**Directions**.
Repeat the records word for word.

----------------

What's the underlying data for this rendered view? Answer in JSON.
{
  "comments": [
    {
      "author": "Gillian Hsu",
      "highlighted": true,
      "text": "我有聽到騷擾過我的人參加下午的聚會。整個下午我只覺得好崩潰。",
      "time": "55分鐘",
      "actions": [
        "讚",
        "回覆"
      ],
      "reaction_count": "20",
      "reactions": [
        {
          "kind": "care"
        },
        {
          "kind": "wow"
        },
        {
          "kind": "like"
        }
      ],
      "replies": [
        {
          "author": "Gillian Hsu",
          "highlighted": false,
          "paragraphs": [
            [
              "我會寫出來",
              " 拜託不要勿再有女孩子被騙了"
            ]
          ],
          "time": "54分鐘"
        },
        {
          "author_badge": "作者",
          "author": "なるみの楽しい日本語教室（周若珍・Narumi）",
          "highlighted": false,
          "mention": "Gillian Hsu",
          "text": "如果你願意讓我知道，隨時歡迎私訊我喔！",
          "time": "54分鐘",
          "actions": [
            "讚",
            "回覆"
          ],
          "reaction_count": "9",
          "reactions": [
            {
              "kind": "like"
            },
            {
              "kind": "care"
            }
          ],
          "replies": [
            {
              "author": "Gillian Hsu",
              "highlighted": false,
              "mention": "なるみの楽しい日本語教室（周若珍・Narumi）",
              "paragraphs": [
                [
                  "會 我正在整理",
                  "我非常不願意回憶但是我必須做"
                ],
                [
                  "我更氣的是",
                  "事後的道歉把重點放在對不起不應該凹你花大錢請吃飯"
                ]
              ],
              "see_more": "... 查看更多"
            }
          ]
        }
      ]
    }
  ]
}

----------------

**Solution to this task**.
What's the underlying data for this rendered view? Answer in JSON.
{
  "comments": [
    {
      "author": "Gillian Hsu",
      "highlighted": true,
      "text": "我有聽到騷擾過我的人參加下午的聚會。整個下午我只覺得好崩潰。",
      "time": "55分鐘",
      "actions": [
        "讚",
        "回覆"
      ],
      "reaction_count": "20",
      "reactions": [
        {
          "kind": "care"
        },
        {
          "kind": "wow"
        },
        {
          "kind": "like"
        }
      ],
      "replies": [
        {
          "author": "Gillian Hsu",
          "highlighted": false,
          "paragraphs": [
            [
              "我會寫出來",
              " 拜託不要勿再有女孩子被騙了"
            ]
          ],
          "time": "54分鐘"
        },
        {
          "author_badge": "作者",
          "author": "なるみの楽しい日本語教室（周若珍・Narumi）",
          "highlighted": false,
          "mention": "Gillian Hsu",
          "text": "如果你願意讓我知道，隨時歡迎私訊我喔！",
          "time": "54分鐘",
          "actions": [
            "讚",
            "回覆"
          ],
          "reaction_count": "9",
          "reactions": [
            {
              "kind": "like"
            },
            {
              "kind": "care"
            }
          ],
          "replies": [
            {
              "author": "Gillian Hsu",
              "highlighted": false,
              "mention": "なるみの楽しい日本語教室（周若珍・Narumi）",
              "paragraphs": [
                [
                  "會 我正在整理",
                  "我非常不願意回憶但是我必須做"
                ],
                [
                  "我更氣的是",
                  "事後的道歉把重點放在對不起不應該凹你花大錢請吃飯"
                ]
              ],
              "see_more": "... 查看更多"
            }
          ]
        }
      ]
    }
  ]
}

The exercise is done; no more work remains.